Filter the entries down to the lines holding "title", then copy those lines.
━━ DATA TO PROCESS ━━
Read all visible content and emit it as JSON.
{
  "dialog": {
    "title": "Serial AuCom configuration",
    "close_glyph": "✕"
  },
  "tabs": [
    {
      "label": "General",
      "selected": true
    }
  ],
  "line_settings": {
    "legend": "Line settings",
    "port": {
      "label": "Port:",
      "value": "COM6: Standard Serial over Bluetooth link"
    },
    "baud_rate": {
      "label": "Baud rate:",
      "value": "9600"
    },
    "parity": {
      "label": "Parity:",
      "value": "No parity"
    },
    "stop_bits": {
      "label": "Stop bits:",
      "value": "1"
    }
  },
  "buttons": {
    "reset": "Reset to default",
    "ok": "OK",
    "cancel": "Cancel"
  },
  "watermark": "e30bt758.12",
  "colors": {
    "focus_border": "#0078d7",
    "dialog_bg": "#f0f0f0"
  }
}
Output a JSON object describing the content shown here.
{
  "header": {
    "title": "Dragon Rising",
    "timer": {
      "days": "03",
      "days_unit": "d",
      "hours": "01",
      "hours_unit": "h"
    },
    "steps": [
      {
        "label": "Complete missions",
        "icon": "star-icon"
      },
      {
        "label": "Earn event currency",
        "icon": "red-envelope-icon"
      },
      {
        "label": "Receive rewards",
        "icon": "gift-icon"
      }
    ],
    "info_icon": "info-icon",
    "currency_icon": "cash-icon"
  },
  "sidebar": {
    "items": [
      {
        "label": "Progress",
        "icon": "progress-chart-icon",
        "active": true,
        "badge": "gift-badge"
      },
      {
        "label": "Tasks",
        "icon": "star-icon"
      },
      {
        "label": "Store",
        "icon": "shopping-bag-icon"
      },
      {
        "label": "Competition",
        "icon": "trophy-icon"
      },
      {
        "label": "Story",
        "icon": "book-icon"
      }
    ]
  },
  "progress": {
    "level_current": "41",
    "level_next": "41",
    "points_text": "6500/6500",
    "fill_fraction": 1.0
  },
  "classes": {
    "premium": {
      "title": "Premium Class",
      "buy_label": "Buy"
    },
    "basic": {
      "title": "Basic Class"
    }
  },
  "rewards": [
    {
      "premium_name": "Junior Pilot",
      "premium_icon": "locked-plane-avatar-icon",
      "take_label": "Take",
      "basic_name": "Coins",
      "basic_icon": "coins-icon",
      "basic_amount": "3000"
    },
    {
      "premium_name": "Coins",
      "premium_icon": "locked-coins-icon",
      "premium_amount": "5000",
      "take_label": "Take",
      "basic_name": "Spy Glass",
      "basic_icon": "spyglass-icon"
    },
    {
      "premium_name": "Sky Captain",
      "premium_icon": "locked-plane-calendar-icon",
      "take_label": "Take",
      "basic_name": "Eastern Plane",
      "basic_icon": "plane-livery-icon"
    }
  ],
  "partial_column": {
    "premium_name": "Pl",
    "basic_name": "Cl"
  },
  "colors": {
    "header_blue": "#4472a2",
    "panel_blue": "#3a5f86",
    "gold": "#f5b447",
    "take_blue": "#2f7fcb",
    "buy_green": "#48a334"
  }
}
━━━
### ANSWER TO THIS EXERCISE:
    "title": "Serial AuCom configuration",
    "title": "Dragon Rising",
      "title": "Premium Class",
      "title": "Basic Class"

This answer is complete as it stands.